My co-authors and I recently had a paper accepted to a special issue of the journal Human-Computer Interaction on Design Thinking. It describes our lab’s use of various visual approaches to HCI design, as well as both the potential and the challenges posed to HCI by such visual approaches. I’ll post a pre-print copy soon, but for now here’s the partial citation and abstract.
Snyder, J., Baumer, E.P.S., Voida, S., Adams, P., Halpern, M., Choudhury, T., and Gay, G. (to appear). Making Things Visible: Opportunities and Tensions in Visual Approaches for Design Research. Human-Computer Interaction.

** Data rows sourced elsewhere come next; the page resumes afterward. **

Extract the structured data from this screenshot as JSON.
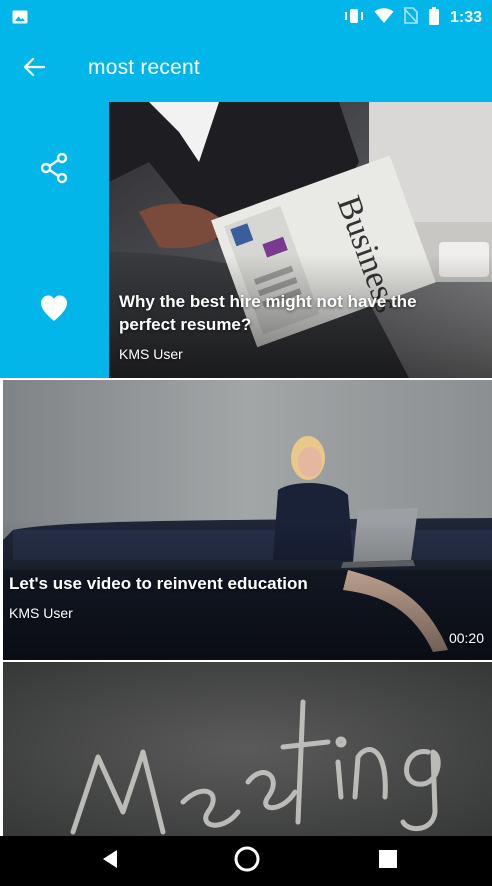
{
  "status_bar": {
    "time": "1:33",
    "icons": [
      "image-notification-icon",
      "vibrate-icon",
      "wifi-icon",
      "no-sim-icon",
      "battery-icon"
    ]
  },
  "app_bar": {
    "title": "most recent",
    "back_icon": "arrow-left-icon"
  },
  "feed": {
    "items": [
      {
        "title": "Why the best hire might not have the perfect resume?",
        "author": "KMS User",
        "image": "man reading Business newspaper",
        "actions": [
          "share-icon",
          "heart-icon"
        ]
      },
      {
        "title": "Let's use video to reinvent education",
        "author": "KMS User",
        "duration": "00:20",
        "image": "woman with laptop on sofa"
      },
      {
        "title": "",
        "author": "",
        "image": "chalkboard with Meeting written"
      }
    ]
  },
  "nav_bar": {
    "buttons": [
      "back-triangle-icon",
      "home-circle-icon",
      "recents-square-icon"
    ]
  },
  "colors": {
    "primary": "#03b6ea",
    "nav": "#000000",
    "text_on_image": "#ffffff"
  }
}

Visual approaches for conducting research during the design process often give voice to people and ideas that might otherwise remain obscured. Recent and increasing interest in visual research techniques has coincided with technological advances such as camera phones and visually oriented mobile applications. As a result of this close association between digital technologies and image-based research techniques, there are multiple opportunities and challenges within HCI design practice to employ these strategies to improve user experiences. This paper provides an overview of current visual approaches to research highlighting the role technology has played in facilitating and inspiring these techniques. A series of case studies are presented that provide a basis for understanding a breadth of visual approaches in HCI design practices, as well as serve as a point of entry to a critical and reflective discussion about the use of these approaches in different circumstances. Based on these reflections, three value statements are offered as a means to encourage the use of these visual approaches more broadly and critically in HCI design studies.
Update (2013-12-13): Our article is now available here.